Concern for their safety or their jobs, none of the people cited in this report coming up from NPR's Anne Garrels would allow their names to be used. Here's that report.

ANNE GARRELS: On a recent embed, south of Baghdad, I happened on a group of Iraqi prisoners who had just been brought in by a joint U.S.-Iraqi Special Forces team. It was clear the prisoners had been badly beaten. They were covered in blood. The regular U.S. officers, with whom I was embedded, were disturbed by what they too, saw. This was by no means the first time they had witnessed the results of rough treatment by that Special Forces team. They expressed concern - such methods unnecessarily alienate Iraqis. The Special Forces, in turn, were angry I had seen what I had seen, and demanded I be removed from the base.

Typically, reporters are not permitted to interview Special Forces or embed with them. Consequently, their missions are not witnessed by journalists. Take the Sunni village of Mushada. It's just north of Baghdad. U.S. special operations units have conducted several raids there. One of those raids was on August 7th. U.S. and Iraqi accounts of the operation are distinctly different.

A person with knowledge of the mission says an informant called in the early hours to say two men the U.S. was looking for had arrived in Mushada. Two small Gazelle helicopters typically used by Special Forces immediately flew to the outskirts of the community, picking up the Iraqi informant along the way.

Villagers sleeping on their roofs saw the helicopters land in the predawn hours. They watched as a small group of armed men with dogs walked towards Ahmed Mahmoud Ali's(ph) house.

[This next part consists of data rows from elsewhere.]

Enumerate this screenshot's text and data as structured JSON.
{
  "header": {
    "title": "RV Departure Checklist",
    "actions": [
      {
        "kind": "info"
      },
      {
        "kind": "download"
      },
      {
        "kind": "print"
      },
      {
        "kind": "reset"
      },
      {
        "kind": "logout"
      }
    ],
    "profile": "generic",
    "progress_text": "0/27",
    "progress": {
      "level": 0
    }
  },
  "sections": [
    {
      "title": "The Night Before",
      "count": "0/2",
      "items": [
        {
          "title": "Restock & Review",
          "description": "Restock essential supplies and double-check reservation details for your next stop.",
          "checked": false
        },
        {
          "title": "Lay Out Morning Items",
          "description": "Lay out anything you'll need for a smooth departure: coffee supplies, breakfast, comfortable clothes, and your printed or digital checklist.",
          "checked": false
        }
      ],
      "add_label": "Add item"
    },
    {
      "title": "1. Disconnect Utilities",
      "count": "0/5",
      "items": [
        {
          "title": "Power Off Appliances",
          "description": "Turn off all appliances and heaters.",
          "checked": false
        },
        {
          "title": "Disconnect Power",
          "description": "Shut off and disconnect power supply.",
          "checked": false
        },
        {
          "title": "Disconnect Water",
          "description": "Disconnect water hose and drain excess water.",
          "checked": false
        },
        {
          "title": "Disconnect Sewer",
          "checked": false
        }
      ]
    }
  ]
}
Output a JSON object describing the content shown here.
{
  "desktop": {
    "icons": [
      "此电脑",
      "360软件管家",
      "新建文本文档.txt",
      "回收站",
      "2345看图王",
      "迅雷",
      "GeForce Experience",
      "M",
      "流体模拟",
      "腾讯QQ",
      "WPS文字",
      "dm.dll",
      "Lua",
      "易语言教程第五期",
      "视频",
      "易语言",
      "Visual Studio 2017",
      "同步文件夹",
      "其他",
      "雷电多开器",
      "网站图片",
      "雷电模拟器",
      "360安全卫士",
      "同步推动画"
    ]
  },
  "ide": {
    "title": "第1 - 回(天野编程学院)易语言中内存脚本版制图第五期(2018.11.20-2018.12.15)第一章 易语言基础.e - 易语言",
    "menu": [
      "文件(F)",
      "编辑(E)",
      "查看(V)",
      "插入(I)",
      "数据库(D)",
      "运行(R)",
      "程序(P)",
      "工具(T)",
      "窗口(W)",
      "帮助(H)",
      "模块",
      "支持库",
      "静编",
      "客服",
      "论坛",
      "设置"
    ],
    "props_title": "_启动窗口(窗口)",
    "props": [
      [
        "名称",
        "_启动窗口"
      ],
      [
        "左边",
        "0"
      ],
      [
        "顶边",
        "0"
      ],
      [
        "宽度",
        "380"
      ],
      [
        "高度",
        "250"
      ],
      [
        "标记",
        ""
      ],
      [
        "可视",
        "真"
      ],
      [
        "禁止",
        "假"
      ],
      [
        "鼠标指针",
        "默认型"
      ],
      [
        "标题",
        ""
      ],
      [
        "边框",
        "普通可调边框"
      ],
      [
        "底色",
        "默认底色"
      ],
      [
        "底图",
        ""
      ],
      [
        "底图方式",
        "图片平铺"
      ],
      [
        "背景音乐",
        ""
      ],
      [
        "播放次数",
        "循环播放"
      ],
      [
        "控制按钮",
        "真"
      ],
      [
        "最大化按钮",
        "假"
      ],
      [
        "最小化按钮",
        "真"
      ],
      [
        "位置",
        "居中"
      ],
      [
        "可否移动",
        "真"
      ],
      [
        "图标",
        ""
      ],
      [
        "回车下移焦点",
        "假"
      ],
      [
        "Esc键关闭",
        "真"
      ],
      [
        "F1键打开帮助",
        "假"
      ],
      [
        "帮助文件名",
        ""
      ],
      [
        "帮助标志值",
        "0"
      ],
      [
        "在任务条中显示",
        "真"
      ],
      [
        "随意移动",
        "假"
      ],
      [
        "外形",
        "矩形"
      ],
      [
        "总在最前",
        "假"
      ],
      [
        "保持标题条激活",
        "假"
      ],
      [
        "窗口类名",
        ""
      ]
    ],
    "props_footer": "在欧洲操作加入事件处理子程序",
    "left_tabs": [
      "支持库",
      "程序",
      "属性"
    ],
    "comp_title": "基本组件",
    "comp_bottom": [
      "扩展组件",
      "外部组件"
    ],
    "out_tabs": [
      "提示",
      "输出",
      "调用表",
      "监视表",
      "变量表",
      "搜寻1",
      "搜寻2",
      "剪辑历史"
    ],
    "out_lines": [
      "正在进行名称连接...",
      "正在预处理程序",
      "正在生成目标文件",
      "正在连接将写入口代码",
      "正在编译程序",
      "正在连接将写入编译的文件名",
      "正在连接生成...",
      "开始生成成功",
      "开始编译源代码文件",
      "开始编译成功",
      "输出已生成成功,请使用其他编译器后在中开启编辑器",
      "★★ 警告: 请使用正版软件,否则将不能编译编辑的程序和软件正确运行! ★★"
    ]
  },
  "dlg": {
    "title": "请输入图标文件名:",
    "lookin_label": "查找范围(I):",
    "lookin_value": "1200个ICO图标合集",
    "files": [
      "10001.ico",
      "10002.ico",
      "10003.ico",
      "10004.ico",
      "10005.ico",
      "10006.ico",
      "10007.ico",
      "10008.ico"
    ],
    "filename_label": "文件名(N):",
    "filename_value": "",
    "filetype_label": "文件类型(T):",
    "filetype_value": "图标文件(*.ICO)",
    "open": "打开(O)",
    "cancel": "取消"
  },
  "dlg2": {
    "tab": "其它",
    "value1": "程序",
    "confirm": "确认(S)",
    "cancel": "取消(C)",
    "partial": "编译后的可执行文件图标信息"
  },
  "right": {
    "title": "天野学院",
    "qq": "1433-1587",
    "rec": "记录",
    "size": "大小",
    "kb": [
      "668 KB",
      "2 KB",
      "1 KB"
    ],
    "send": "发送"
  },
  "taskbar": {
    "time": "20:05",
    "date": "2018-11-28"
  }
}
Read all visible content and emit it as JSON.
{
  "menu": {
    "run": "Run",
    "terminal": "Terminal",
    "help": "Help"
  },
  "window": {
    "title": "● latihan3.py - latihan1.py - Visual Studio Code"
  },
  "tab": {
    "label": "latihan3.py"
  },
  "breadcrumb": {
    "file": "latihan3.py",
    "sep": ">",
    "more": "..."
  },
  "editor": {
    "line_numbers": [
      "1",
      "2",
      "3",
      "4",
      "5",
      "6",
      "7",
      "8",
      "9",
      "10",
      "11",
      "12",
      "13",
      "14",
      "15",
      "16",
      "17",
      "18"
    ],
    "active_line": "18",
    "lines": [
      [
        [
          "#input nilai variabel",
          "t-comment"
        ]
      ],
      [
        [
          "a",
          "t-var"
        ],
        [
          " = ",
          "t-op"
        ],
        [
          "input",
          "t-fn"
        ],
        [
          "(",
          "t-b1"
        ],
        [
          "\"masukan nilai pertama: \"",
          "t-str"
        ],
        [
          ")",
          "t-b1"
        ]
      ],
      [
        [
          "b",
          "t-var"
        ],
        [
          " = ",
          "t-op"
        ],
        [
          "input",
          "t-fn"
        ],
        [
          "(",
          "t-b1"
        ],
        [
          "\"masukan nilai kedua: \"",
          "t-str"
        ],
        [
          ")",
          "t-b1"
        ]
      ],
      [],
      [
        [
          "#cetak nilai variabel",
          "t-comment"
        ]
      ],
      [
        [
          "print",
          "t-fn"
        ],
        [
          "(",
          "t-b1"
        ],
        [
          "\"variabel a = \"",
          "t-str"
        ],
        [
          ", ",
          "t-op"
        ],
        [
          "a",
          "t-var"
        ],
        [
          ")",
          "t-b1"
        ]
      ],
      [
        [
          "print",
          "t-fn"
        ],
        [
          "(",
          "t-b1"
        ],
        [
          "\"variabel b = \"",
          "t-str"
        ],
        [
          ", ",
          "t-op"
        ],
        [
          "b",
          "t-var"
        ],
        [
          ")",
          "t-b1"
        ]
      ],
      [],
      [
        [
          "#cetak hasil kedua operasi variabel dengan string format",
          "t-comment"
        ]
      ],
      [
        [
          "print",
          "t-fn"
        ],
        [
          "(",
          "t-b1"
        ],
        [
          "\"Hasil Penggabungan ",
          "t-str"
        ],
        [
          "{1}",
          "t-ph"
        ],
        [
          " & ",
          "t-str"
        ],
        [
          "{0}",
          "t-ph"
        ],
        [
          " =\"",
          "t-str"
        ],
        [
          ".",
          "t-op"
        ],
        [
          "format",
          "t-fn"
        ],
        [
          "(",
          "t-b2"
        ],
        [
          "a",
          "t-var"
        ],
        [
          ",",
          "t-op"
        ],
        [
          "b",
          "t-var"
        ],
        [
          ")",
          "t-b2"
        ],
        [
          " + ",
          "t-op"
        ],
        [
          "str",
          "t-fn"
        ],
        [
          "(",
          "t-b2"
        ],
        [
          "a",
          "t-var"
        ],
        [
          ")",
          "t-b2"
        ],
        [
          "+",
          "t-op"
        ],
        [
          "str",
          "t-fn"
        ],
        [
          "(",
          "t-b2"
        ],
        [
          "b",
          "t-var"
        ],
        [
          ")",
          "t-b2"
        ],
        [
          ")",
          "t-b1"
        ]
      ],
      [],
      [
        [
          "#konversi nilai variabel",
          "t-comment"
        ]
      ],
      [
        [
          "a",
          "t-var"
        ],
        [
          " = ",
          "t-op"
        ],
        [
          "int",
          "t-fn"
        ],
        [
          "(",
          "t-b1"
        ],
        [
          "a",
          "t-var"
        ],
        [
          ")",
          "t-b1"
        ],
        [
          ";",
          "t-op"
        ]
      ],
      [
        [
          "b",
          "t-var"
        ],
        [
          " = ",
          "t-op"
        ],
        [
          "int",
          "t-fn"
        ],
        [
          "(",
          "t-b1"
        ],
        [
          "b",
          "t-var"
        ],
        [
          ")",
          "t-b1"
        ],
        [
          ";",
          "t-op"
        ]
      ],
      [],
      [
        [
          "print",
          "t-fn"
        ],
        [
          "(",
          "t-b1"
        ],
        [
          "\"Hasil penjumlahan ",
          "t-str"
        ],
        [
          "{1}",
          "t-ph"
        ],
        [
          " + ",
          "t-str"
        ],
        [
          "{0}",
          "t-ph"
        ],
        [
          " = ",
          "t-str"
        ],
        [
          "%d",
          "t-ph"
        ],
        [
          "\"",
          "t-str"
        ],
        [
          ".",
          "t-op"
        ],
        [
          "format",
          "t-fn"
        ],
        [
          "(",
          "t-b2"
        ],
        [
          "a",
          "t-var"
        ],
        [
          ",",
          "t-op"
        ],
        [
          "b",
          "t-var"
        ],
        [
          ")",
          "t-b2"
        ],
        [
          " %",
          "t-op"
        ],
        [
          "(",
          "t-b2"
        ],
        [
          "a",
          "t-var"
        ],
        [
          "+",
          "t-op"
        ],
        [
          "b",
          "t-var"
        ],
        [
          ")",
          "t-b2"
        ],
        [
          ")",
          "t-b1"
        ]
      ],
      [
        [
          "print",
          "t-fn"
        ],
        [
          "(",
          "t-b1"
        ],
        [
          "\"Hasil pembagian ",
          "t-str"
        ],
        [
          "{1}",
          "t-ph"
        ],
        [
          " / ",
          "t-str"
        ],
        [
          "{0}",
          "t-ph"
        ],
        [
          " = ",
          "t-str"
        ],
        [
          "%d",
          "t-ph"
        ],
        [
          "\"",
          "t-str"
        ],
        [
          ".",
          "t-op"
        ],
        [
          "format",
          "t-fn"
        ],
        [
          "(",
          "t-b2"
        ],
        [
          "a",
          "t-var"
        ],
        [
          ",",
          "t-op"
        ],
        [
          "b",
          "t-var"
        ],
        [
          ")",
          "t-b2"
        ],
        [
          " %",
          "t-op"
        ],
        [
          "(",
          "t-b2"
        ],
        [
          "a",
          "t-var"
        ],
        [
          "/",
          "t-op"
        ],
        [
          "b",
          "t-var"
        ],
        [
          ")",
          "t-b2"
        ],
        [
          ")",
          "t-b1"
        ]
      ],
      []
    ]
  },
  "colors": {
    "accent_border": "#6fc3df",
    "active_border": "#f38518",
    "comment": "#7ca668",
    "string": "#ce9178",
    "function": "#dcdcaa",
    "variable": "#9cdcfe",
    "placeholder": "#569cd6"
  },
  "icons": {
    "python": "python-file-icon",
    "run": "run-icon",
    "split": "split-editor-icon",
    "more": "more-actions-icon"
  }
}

Iraqi witnesses say a U.S. Special Forces team interrogated Ahmed and then shot him. These same witnesses say American soldiers then shot Ahmed's wife possibly because she could identify the informant, a relative.

According to the person with knowledge of the mission, one American soldier was on the verge of tears after seeing what he described as unnecessary shootings. Iraqi witnesses say the Special Forces then raided other family houses in Mushada, killing two of Ahmed's brothers and detaining four relatives, some of whom were badly mauled by the American's attack dogs.

Asked about the raid, the U.S. military produced a brief press release. It says unspecified coalition forces responding to hostile intent killed three unnamed suspects.

By not identifying the dead or the village, it would have been impossible to follow up had witnesses not come forward. The U.S. release says the wife of one of the targets was killed when U.S. forces used explosives to breach a door. It says her husband had ordered her to stand behind the door to stop the coalition forces from entering.

There is only one thing the U.S. and Iraqi accounts agree on: that the main target of the raid, Ahmed Mahmoud Ali, was probably not a good guy. Both say he had hand grenades. Relatives say insurgent DVDs and a video camera, possibly used to document insurgent attacks, were also found in his possession.

However, villagers say the other victims were not likely to have been involved with al-Qaida. The villagers now see al-Qaida as a monster in their midst and support U.S. efforts to get rid of these fighters. But they have repeatedly complained to regular U.S. forces based in the area about the Special Operations. They say their intelligence is often faulty, provided by people who have a grudge, not proof.

When the U.S. military was asked to provide more information about the August 7th operation and access to those who took part in the raid, the request was denied. A U.S. military press officer responded to e-mail questions, saying, we are not talking about soldiers right out of boot camp. These troops involved are highly trained professionals. That was the end of the discussion.

Our request to speak to the head of Special Operations in Iraq was also denied.

Anne Garrels, NPR News.

Copyright © 2007 NPR. All rights reserved. Visit our website terms of use and permissions pages at www.npr.org for further information.

NPR transcripts are created on a rush deadline by an NPR contractor. This text may not be in its final form and may be updated or revised in the future. Accuracy and availability may vary. The authoritative record of NPR’s programming is the audio record.